In order to ensure the inclusion of women and youth in agroecological production, in the past decade the Enlace Cooperativo project (developed between the Cuban government and European cooperation) conducted participatory assessments in several cooperatives in the municipality of Contramaestre, province of Santiago de Cuba. Through surveys and interviews with both women and men, they identified certain roles based on gender stereotypes (who does what and who makes what decisions) and how to plan the changes needed for gender equality and equal opportunities (what they want to achieve, how to achieve it, who does it, how much it costs, how long it takes, and expected outcomes).
While these are recent initiatives, ANAP promoters expect to replicate them around the country to ensure increased participation of women in hierarchical decision-making roles (such as presidents of CPAs and CCSs), although many women already hold positions that are crucial to the sustainability of cooperatives, such as directors of grassroots organizations, accountants or agroecological promoters and facilitators. In ANAP, more women are also expected to become “land owners”, and thus able to make decisions about resources, and to redistribute domestic and care work.
“Everything we talk about in our federation’s Food Sovereignty program is a reality here: that the agents of change are peasants; that we need strong agroecological peasant production with State support – including scientific institutions creating inputs such as efficient microorganisms for pest and disease control. We know that conventional agriculture is not the solution. On the contrary, it only generates poverty, soil and biodiversity loss, and water pollution. We are leaving with new energy and strength to drive forward change in our own territories”
– Walter Gómez, CESTA/Friends of the Earth El Salvador.
Social and economic development to counter the US blockade and climate change
There are currently 414,000 cooperative farmers. If we also count their families, they reach 3 million people. Agriculture generates jobs for 25% of the economically active population of Cuba. This goes hand in hand with the National Environmental Strategy which stresses climate change mitigation, through reduction of greenhouse gas emissions and addressing impacts, such as hurricanes and droughts. Agroecology plays a key role in cooling the planet.
In turn, Agroecology is a key tool in resisting the economic, commercial and financial blockade imposed on Cuba by the US government (despite the 28 resolutions approved at UN level demanding the end of these illegal and restrictive measures.) The prohibited access to international credits and laws that criminalize those who bring fuel to the country imply a resource deficit and impose energy savings.
60 years after the Agrarian Reform law, passed after the 1959 Revolution, local food production has managed to adapt and became agroecological production, facing up to an “organic war” which saw the introduction of pests and diseases in raw materials.
At the end of the 7th Meeting, a declaration was approved on behalf of La Via Campesina delegations that condemns and demands the immediate end of the US blockade on Cuba and against the repression of Bolivian, Chilean and Colombian peoples, reaffirming the spirit of internationalism and solidarity among organized peasants.

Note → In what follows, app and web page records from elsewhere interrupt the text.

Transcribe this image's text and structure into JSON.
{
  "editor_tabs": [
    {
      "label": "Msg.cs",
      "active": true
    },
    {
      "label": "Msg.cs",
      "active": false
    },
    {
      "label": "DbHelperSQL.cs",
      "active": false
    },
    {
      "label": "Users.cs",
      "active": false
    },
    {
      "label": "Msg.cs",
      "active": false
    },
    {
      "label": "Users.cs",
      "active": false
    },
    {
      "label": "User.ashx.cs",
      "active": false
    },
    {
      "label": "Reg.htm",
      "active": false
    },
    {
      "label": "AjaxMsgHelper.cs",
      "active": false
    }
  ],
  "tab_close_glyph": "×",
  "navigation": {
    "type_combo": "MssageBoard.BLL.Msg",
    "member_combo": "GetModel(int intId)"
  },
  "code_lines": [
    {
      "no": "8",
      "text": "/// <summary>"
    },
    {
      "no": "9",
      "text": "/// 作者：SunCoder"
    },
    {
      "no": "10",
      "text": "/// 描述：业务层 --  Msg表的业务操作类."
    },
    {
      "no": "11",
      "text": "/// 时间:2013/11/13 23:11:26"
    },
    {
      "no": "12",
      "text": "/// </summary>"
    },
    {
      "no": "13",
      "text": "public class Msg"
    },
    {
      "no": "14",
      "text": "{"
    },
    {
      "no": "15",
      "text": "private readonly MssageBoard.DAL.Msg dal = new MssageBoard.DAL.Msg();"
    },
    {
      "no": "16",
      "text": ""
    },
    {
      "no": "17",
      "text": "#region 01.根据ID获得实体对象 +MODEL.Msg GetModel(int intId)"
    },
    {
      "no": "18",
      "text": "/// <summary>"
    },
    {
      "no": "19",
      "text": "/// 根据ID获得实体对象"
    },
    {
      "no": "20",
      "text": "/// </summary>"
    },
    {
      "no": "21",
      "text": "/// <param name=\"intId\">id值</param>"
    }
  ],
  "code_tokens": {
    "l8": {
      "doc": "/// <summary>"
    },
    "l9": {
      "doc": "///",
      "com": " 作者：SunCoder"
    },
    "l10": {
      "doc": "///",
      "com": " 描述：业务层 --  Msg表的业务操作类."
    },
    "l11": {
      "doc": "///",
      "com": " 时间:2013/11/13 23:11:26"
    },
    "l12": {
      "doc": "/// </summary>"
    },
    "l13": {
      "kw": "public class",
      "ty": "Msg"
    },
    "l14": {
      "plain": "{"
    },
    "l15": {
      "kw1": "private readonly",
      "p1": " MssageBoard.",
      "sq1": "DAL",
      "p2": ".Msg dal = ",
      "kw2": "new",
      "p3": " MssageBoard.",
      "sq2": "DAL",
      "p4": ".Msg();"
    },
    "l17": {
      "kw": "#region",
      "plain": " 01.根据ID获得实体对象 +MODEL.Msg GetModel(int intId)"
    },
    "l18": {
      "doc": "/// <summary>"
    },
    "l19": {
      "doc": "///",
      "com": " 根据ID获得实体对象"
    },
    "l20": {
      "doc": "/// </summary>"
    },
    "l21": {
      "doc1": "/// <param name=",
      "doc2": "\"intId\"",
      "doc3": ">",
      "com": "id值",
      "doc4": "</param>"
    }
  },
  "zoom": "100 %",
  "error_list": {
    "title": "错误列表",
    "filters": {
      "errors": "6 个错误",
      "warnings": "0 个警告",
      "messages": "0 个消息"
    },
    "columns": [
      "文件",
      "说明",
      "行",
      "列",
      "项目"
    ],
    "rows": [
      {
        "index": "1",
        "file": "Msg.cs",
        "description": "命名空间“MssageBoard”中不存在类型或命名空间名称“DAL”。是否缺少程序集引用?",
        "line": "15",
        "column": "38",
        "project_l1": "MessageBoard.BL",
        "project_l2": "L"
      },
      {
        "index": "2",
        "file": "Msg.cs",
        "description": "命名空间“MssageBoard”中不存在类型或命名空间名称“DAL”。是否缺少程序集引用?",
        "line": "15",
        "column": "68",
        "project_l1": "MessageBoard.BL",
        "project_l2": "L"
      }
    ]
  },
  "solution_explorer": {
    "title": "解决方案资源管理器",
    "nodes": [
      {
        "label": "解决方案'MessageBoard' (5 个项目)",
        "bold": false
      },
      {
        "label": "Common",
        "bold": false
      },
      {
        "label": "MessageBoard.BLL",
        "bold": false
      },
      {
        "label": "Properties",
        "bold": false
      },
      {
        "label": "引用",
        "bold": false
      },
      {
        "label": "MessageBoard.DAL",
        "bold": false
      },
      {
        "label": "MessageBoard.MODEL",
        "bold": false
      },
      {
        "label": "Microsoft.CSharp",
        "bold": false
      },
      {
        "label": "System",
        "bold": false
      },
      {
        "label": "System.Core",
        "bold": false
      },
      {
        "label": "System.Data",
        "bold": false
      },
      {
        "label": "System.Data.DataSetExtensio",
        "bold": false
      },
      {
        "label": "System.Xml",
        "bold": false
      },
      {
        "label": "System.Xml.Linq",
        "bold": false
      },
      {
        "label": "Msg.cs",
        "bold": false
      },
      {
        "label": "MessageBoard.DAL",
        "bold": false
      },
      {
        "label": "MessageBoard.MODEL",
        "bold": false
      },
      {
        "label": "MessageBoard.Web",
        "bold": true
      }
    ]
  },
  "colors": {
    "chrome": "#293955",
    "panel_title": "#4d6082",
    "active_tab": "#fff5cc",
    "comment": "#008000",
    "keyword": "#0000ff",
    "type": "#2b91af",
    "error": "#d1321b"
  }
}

Being able to participate in this meeting, exchanging opinions and experiences with guajiros (Cuban peasants) about their farms and cooperatives with social organizations from around the world, allowed Friends of the Earth International to reaffirm that: Agroecology is a system of life that, with the support of public policies, can feed the whole world in a healthy way, and with social, economic, environmental and gender justice.
Image credits: Azul Cordo, Real World Radio, and Martin Drago, Friends of the Earth International.